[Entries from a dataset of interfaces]
========================
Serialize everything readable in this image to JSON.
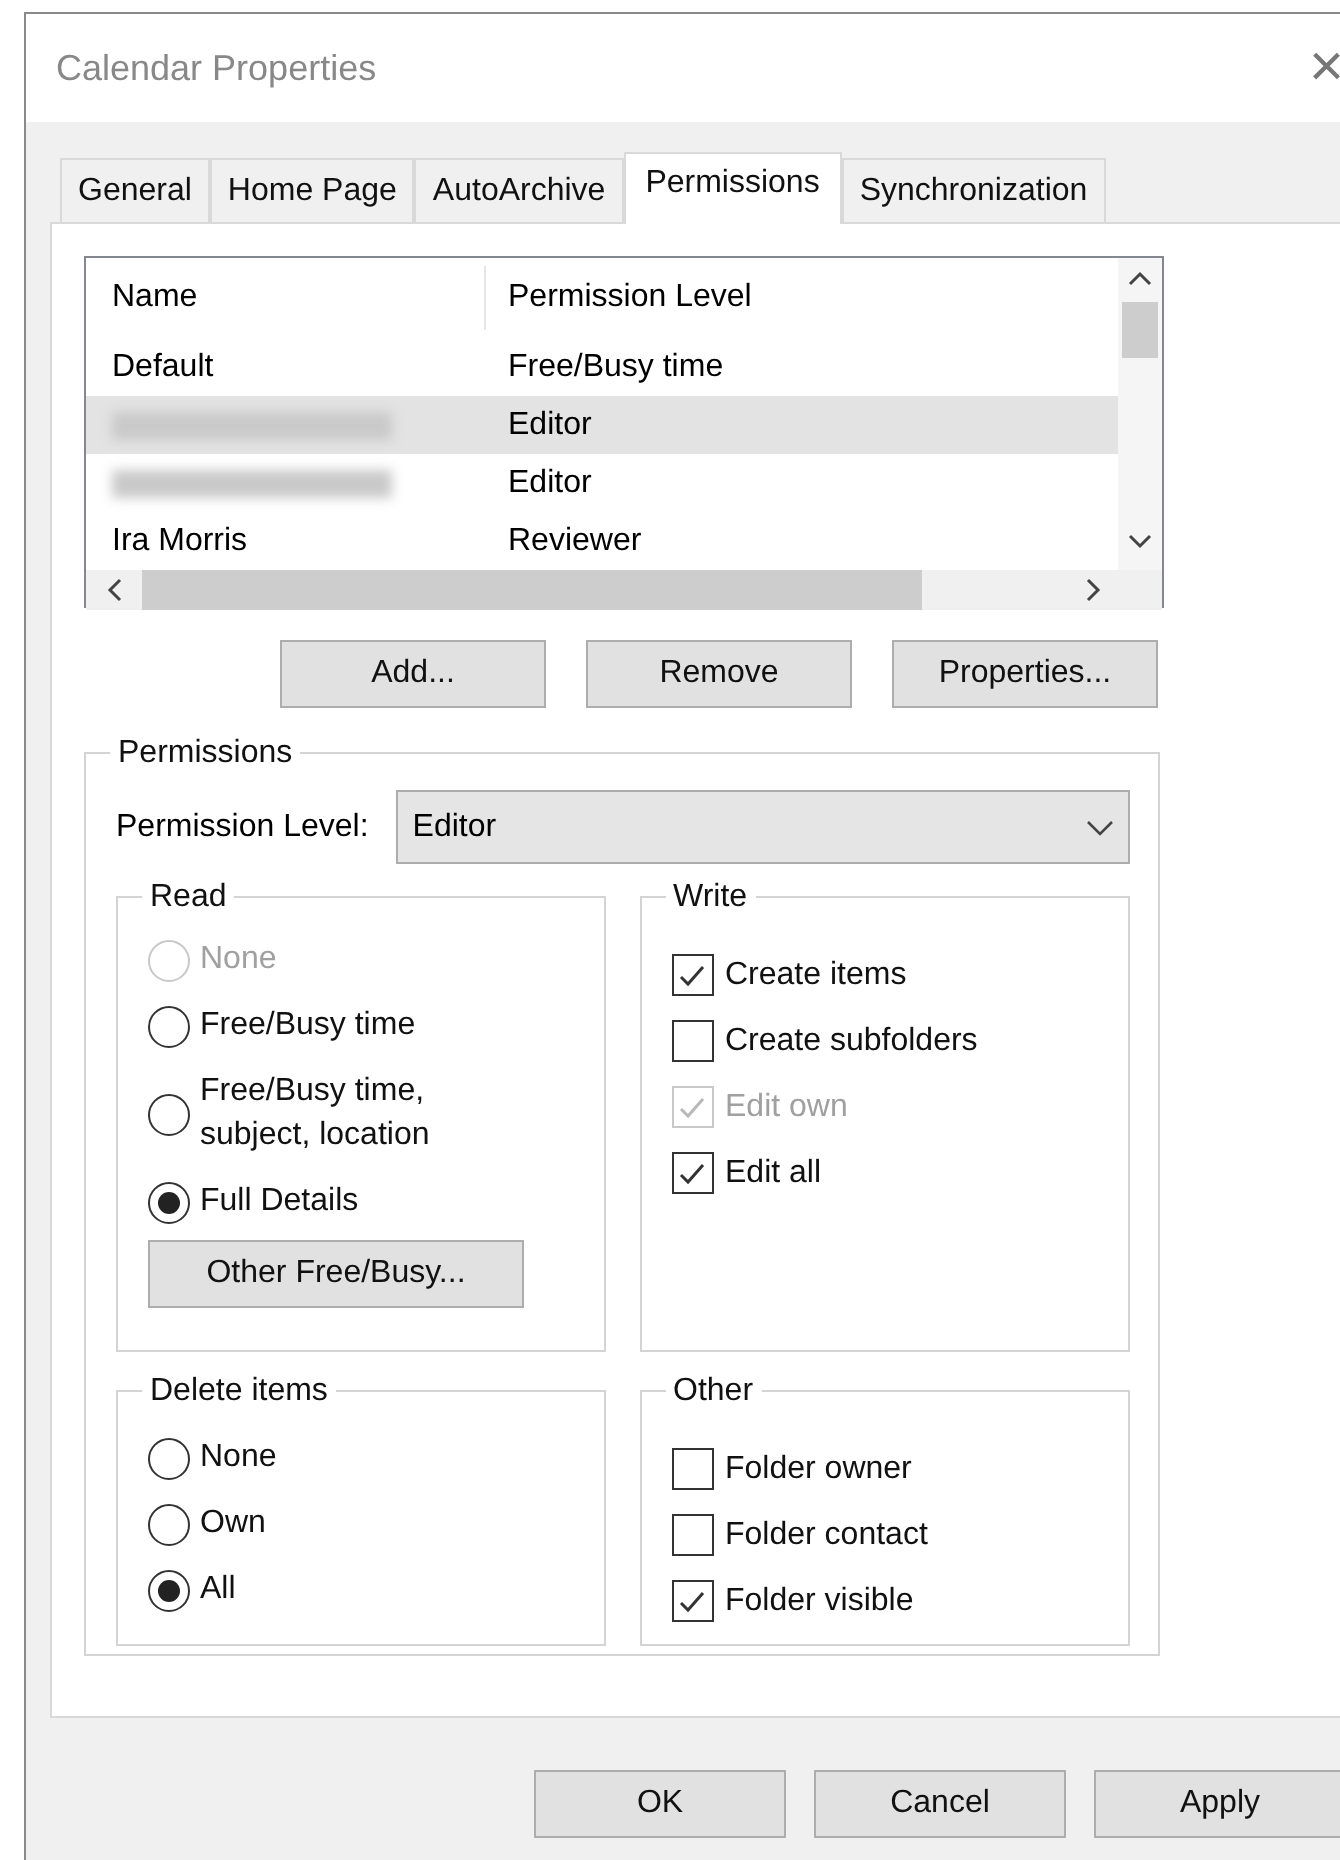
{
  "window": {
    "title": "Calendar Properties",
    "close": "×"
  },
  "tabs": [
    {
      "label": "General",
      "selected": false
    },
    {
      "label": "Home Page",
      "selected": false
    },
    {
      "label": "AutoArchive",
      "selected": false
    },
    {
      "label": "Permissions",
      "selected": true
    },
    {
      "label": "Synchronization",
      "selected": false
    }
  ],
  "table": {
    "columns": [
      "Name",
      "Permission Level"
    ],
    "rows": [
      {
        "name": "Default",
        "redacted": false,
        "level": "Free/Busy time",
        "selected": false
      },
      {
        "redacted": true,
        "level": "Editor",
        "selected": true
      },
      {
        "redacted": true,
        "level": "Editor",
        "selected": false
      },
      {
        "name": "Ira Morris",
        "redacted": false,
        "level": "Reviewer",
        "selected": false
      }
    ]
  },
  "list_buttons": [
    "Add...",
    "Remove",
    "Properties..."
  ],
  "permissions": {
    "title": "Permissions",
    "level_label": "Permission Level:",
    "level_value": "Editor",
    "read": {
      "title": "Read",
      "options": [
        {
          "label": "None",
          "selected": false,
          "disabled": true
        },
        {
          "label": "Free/Busy time",
          "selected": false,
          "disabled": false
        },
        {
          "label": "Free/Busy time,\nsubject, location",
          "selected": false,
          "disabled": false
        },
        {
          "label": "Full Details",
          "selected": true,
          "disabled": false
        }
      ],
      "button": "Other Free/Busy..."
    },
    "write": {
      "title": "Write",
      "options": [
        {
          "label": "Create items",
          "checked": true,
          "disabled": false
        },
        {
          "label": "Create subfolders",
          "checked": false,
          "disabled": false
        },
        {
          "label": "Edit own",
          "checked": true,
          "disabled": true
        },
        {
          "label": "Edit all",
          "checked": true,
          "disabled": false
        }
      ]
    },
    "delete": {
      "title": "Delete items",
      "options": [
        {
          "label": "None",
          "selected": false,
          "disabled": false
        },
        {
          "label": "Own",
          "selected": false,
          "disabled": false
        },
        {
          "label": "All",
          "selected": true,
          "disabled": false
        }
      ]
    },
    "other": {
      "title": "Other",
      "options": [
        {
          "label": "Folder owner",
          "checked": false,
          "disabled": false
        },
        {
          "label": "Folder contact",
          "checked": false,
          "disabled": false
        },
        {
          "label": "Folder visible",
          "checked": true,
          "disabled": false
        }
      ]
    }
  },
  "footer_buttons": [
    "OK",
    "Cancel",
    "Apply"
  ]
}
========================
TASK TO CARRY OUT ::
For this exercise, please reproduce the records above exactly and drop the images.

TASK RESPONSE ::
Serialize everything readable in this image to JSON.
{
  "window": {
    "title": "Calendar Properties",
    "close": "×"
  },
  "tabs": [
    {
      "label": "General",
      "selected": false
    },
    {
      "label": "Home Page",
      "selected": false
    },
    {
      "label": "AutoArchive",
      "selected": false
    },
    {
      "label": "Permissions",
      "selected": true
    },
    {
      "label": "Synchronization",
      "selected": false
    }
  ],
  "table": {
    "columns": [
      "Name",
      "Permission Level"
    ],
    "rows": [
      {
        "name": "Default",
        "redacted": false,
        "level": "Free/Busy time",
        "selected": false
      },
      {
        "redacted": true,
        "level": "Editor",
        "selected": true
      },
      {
        "redacted": true,
        "level": "Editor",
        "selected": false
      },
      {
        "name": "Ira Morris",
        "redacted": false,
        "level": "Reviewer",
        "selected": false
      }
    ]
  },
  "list_buttons": [
    "Add...",
    "Remove",
    "Properties..."
  ],
  "permissions": {
    "title": "Permissions",
    "level_label": "Permission Level:",
    "level_value": "Editor",
    "read": {
      "title": "Read",
      "options": [
        {
          "label": "None",
          "selected": false,
          "disabled": true
        },
        {
          "label": "Free/Busy time",
          "selected": false,
          "disabled": false
        },
        {
          "label": "Free/Busy time,\nsubject, location",
          "selected": false,
          "disabled": false
        },
        {
          "label": "Full Details",
          "selected": true,
          "disabled": false
        }
      ],
      "button": "Other Free/Busy..."
    },
    "write": {
      "title": "Write",
      "options": [
        {
          "label": "Create items",
          "checked": true,
          "disabled": false
        },
        {
          "label": "Create subfolders",
          "checked": false,
          "disabled": false
        },
        {
          "label": "Edit own",
          "checked": true,
          "disabled": true
        },
        {
          "label": "Edit all",
          "checked": true,
          "disabled": false
        }
      ]
    },
    "delete": {
      "title": "Delete items",
      "options": [
        {
          "label": "None",
          "selected": false,
          "disabled": false
        },
        {
          "label": "Own",
          "selected": false,
          "disabled": false
        },
        {
          "label": "All",
          "selected": true,
          "disabled": false
        }
      ]
    },
    "other": {
      "title": "Other",
      "options": [
        {
          "label": "Folder owner",
          "checked": false,
          "disabled": false
        },
        {
          "label": "Folder contact",
          "checked": false,
          "disabled": false
        },
        {
          "label": "Folder visible",
          "checked": true,
          "disabled": false
        }
      ]
    }
  },
  "footer_buttons": [
    "OK",
    "Cancel",
    "Apply"
  ]
}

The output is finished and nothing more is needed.